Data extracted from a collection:
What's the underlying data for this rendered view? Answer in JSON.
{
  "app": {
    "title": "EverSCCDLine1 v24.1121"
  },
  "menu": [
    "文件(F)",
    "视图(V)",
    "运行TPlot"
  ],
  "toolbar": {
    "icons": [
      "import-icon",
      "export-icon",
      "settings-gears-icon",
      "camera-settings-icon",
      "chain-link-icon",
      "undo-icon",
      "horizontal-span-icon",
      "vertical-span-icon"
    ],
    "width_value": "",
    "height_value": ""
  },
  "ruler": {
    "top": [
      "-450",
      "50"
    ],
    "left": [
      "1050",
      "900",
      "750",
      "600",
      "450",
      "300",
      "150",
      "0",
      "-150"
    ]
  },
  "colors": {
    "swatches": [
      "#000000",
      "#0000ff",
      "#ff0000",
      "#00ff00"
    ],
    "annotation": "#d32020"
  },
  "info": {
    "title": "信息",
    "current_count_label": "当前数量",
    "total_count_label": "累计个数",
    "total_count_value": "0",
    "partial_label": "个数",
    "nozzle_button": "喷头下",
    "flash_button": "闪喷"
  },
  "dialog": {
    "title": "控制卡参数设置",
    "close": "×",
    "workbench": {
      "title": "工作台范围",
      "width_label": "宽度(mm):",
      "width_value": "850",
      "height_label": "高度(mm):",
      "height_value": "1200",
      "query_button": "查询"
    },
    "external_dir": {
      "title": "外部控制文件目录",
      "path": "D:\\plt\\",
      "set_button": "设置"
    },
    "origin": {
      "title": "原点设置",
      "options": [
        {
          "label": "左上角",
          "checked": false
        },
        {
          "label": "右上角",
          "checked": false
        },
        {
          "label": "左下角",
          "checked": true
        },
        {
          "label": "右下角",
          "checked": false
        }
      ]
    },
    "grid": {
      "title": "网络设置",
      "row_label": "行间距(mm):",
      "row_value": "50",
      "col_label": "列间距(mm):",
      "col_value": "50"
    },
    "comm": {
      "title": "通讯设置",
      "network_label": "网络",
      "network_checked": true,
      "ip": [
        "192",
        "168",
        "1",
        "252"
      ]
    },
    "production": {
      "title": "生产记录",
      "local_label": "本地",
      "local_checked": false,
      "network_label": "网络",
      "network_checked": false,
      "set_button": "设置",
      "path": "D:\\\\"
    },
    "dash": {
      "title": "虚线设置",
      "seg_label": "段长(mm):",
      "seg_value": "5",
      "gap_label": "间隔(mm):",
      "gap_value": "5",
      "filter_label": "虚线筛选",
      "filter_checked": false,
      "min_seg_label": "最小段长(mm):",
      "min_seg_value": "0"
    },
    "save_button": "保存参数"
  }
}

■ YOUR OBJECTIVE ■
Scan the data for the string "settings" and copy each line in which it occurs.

■ FINISHED EXERCISE ■
      "settings-gears-icon",
      "camera-settings-icon",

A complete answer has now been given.